"Much of the infrastructure market is reliant on the same things as private equity is, that is, raising debt to gear up the equity investments the infrastructure funds make," says David Scott, a partner at Deloitte. "To the extent that there is a shutdown in the debt market you would anticipate it could have an impact on the infrastructure market as well. That said, I think the infrastructure funds are hopeful that they are largely investing in lower-risk cash flow-generating assets which they anticipate they will be better able to raise debt on."
This seems to be borne out by the fact that two large deals - the sale of Southern Water and of United Utilities' distribution, which are both likely to be worth about £1bn - seem to be proceeding relatively unscathed by the difficult credit climate.
Infrastructure funds do bear some resemblance to private equity funds: both are investing in unlisted assets, and investors make a commitment of funds that will not be immediately invested but drawn down over time as investment opportunities are sourced.
But there are differences. Although some infrastructure funds resemble private equity in their structure - they are 10-year closed-ended funds with an option for a two-year extension - many are longer-term vehicle with investment periods of 15 years or more. Infrastructure investors are also looking for long-term stable cash flows rather than capital appreciation.
"Infrastructure investors are looking for a long-term cash yield from the investment," says David Simpson, a partner and head of the alternative investment group at KPMG. "That is what their pensioners need. Infrastructure is by and large a longer-term business. It is more yield focused than capital focused."
Also, because of the stable cash flows generated by infrastructure funds, they are able to take on comparatively high levels of leverage. Infrastructure funds also often have relatively prescriptive mandates on the types of assets to be purchased, because their investors want diversification and want to know the fund will hold on to the asset.
Many infrastructure investors also like to have the right to co-invest in the project alongside the funds they are also investing in, says Simpson. "They put a definite commitment into the fund and they will say: when you find a nice juicy asset we would like the option to invest some of our money directly into the asset alongside the investment you are making out of the fund. We would like to take the benefit of the fund manager's management skills in managing the investment on our collective behalf, but we would also like the fund manager to charge us a significantly lower fee on the amount of money we co-invest."
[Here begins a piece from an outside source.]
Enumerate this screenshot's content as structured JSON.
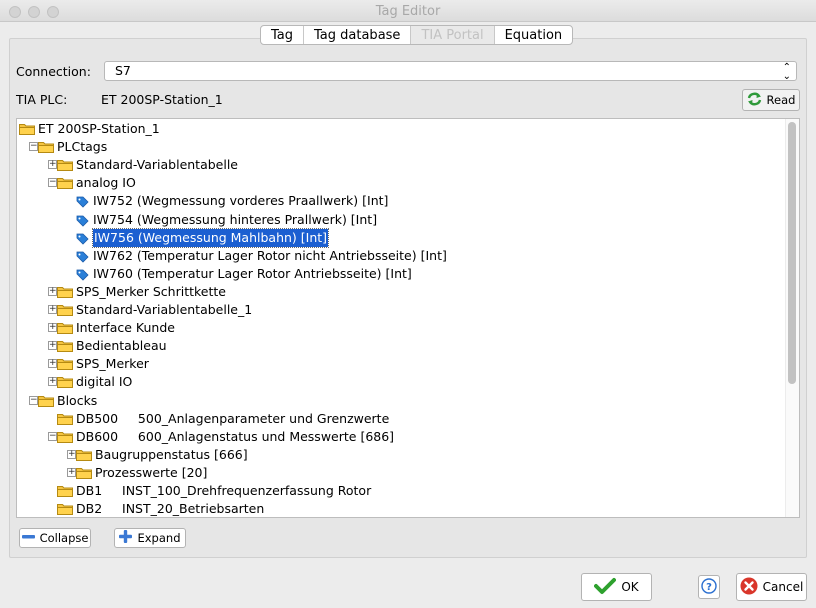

Funds normally break down into global or regional, each with a spread of assets, both mature and greenfield, and over different sectors - transport, utilities, water treatment, telecommunications or healthcare. Development-stage assets are higher risk, and usually provide no income.
Funds also break down into listed and unlisted. Rob Treich, a principal at Mercer, says pension funds normally prefer unlisted vehicles, although many of the best ones are closed or closing.
"Timing is important here," he says. "If you had made your decision to invest early this year or late last year and were able to put cash to work relatively quickly, you would have had your choice of any fund essentially. If you look at the situation today the choice is quite a bit narrower."
Listed infrastructure funds, or funds that invest in listed infrastructure companies, can also be useful. Investors that are committed to infrastructure in a closed-end fund and waiting for their funds to be called on can use them to put the cash to work in the meantime.
Mansour says institutional investors initially prefer to access lower-risk, mature infrastructure investment located in developed countries. More recently, pension funds have a preference for a balanced portfolio of infrastructure investment strategies.
She says: "Pension funds like to have a portfolio that balances mature assets so that they get income flow and also have some greenfield or new development assets for higher capital appreciation. Many of the pension funds I have spoken with like to have a combination of both."